-------- DATA TO EXAMINE --------

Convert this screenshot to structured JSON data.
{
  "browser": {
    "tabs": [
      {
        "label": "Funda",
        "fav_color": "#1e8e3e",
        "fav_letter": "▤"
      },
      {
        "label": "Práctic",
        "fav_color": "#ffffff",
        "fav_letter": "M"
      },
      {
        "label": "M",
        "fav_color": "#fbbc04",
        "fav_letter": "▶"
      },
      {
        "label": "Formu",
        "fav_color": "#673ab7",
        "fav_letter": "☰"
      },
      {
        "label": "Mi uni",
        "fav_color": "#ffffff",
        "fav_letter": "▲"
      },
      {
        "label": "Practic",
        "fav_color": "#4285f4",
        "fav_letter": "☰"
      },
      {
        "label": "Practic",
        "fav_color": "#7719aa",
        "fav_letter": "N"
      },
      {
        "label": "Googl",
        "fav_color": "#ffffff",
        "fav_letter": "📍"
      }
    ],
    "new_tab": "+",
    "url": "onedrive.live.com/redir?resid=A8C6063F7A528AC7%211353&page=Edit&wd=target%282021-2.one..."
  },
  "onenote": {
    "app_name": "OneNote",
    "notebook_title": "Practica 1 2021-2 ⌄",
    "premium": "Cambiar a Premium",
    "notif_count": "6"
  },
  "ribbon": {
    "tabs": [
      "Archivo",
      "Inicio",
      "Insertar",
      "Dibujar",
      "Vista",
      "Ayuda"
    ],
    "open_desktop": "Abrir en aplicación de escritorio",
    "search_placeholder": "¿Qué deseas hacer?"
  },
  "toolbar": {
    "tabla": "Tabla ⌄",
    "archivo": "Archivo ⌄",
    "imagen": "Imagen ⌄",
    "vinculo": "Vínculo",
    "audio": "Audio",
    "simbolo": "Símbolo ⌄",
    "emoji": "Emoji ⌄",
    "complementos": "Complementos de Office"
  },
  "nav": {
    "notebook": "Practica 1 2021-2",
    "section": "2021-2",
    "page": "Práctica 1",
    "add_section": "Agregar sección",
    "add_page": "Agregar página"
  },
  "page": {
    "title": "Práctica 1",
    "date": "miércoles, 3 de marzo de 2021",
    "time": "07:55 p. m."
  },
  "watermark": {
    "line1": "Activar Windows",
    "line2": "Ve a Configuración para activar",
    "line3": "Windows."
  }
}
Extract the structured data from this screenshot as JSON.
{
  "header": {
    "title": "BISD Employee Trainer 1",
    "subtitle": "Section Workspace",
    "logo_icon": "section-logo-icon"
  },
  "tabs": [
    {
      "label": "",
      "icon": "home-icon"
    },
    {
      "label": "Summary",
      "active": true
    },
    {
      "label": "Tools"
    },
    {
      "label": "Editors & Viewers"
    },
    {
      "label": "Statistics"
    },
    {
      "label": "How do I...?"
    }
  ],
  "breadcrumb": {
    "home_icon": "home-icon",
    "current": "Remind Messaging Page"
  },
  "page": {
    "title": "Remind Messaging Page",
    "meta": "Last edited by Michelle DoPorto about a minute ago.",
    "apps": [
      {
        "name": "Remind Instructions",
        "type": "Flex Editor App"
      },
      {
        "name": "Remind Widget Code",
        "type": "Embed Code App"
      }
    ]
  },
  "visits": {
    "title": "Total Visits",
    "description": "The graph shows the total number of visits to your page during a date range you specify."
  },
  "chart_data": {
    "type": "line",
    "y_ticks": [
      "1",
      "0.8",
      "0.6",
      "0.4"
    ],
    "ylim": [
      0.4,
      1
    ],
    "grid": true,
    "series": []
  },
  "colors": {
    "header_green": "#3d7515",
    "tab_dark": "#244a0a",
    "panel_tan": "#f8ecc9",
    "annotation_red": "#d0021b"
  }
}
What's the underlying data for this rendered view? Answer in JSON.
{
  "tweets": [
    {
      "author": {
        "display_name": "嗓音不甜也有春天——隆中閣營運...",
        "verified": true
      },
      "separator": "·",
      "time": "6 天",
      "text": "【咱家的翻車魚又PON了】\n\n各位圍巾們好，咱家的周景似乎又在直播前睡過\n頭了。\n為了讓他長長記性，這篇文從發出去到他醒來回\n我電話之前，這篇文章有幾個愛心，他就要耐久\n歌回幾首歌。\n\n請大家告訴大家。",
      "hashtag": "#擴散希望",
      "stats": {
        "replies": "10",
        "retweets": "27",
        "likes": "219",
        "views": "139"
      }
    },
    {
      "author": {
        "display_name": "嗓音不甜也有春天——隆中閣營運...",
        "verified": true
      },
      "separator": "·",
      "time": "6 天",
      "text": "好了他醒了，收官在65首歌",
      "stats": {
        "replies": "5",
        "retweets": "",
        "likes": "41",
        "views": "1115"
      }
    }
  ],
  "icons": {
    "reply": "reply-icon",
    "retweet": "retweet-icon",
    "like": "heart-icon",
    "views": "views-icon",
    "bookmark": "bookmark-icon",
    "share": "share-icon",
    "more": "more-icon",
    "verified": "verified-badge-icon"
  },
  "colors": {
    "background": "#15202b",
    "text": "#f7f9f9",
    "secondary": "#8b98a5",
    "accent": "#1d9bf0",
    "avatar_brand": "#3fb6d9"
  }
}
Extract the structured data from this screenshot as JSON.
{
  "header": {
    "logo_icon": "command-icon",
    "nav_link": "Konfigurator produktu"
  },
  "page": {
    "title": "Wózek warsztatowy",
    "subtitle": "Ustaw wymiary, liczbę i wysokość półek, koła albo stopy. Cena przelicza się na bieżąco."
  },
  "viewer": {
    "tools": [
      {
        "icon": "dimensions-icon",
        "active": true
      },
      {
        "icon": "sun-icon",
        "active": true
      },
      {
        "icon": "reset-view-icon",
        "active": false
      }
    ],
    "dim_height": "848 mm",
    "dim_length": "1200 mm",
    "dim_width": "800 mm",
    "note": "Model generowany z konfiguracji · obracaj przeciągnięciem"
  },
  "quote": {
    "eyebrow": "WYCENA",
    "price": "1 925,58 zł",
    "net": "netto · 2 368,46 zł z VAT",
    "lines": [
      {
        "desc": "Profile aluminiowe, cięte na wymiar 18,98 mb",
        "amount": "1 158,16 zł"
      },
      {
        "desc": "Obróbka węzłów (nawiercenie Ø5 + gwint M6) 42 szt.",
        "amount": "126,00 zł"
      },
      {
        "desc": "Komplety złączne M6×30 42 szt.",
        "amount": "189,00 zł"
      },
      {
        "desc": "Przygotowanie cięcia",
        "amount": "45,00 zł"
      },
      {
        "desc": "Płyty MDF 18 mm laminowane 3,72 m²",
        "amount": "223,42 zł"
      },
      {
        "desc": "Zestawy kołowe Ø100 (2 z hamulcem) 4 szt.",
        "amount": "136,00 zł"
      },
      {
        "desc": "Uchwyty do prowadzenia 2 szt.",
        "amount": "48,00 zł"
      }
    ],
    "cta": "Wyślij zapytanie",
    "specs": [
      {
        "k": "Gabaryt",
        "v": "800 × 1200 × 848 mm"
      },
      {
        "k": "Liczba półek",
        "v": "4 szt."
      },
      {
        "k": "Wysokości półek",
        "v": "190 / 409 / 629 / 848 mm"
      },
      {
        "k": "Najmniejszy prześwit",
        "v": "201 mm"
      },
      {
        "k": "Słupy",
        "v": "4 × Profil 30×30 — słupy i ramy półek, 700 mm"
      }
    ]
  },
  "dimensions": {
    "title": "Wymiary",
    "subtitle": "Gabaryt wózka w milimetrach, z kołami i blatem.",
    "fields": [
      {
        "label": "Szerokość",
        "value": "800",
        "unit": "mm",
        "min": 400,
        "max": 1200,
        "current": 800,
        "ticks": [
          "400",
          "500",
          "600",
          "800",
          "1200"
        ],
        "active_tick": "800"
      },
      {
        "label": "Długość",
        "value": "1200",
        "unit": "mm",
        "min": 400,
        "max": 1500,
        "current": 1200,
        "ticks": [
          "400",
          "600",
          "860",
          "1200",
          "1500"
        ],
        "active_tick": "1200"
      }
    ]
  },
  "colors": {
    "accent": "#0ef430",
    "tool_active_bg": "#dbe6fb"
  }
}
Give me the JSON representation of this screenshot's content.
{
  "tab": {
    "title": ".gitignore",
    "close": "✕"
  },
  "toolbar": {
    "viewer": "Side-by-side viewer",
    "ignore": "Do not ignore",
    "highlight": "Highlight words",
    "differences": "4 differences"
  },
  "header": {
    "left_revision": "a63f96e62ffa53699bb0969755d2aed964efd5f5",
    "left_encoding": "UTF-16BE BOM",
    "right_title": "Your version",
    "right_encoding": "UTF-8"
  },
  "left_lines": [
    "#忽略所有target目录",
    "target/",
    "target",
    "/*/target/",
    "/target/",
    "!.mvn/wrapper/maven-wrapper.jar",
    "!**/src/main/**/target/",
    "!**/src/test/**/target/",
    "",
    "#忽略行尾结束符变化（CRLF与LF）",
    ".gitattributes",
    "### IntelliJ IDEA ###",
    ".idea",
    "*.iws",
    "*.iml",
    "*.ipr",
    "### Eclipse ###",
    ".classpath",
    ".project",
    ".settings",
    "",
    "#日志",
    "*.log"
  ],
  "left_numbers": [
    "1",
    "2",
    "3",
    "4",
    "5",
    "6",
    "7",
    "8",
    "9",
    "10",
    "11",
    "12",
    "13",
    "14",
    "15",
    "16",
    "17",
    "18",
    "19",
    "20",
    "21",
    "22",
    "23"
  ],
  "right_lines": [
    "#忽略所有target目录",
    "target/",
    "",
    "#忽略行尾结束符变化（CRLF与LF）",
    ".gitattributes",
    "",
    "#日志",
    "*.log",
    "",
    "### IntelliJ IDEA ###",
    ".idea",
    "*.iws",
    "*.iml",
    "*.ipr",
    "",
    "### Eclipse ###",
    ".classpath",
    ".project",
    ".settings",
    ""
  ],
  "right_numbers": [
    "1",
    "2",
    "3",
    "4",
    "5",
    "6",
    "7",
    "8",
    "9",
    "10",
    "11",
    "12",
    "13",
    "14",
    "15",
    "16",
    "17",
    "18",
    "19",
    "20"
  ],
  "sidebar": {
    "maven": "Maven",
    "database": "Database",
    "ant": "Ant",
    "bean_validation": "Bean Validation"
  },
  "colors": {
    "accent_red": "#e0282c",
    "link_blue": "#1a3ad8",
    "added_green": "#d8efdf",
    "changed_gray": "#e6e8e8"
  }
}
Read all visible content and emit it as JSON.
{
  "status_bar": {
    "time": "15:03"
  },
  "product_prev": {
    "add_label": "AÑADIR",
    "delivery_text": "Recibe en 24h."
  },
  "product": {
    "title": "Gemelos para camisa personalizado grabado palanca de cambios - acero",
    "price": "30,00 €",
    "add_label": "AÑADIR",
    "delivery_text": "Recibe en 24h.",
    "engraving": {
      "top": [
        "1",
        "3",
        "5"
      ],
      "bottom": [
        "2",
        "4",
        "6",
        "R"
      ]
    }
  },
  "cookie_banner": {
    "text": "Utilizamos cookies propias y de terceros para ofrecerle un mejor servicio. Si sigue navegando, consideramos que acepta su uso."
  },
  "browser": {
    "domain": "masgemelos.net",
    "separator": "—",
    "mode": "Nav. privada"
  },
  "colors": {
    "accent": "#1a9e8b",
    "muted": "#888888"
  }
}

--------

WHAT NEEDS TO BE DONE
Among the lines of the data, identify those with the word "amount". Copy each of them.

SOLUTION FOR THIS TASK
        "amount": "1 158,16 zł"
        "amount": "126,00 zł"
        "amount": "189,00 zł"
        "amount": "45,00 zł"
        "amount": "223,42 zł"
        "amount": "136,00 zł"
        "amount": "48,00 zł"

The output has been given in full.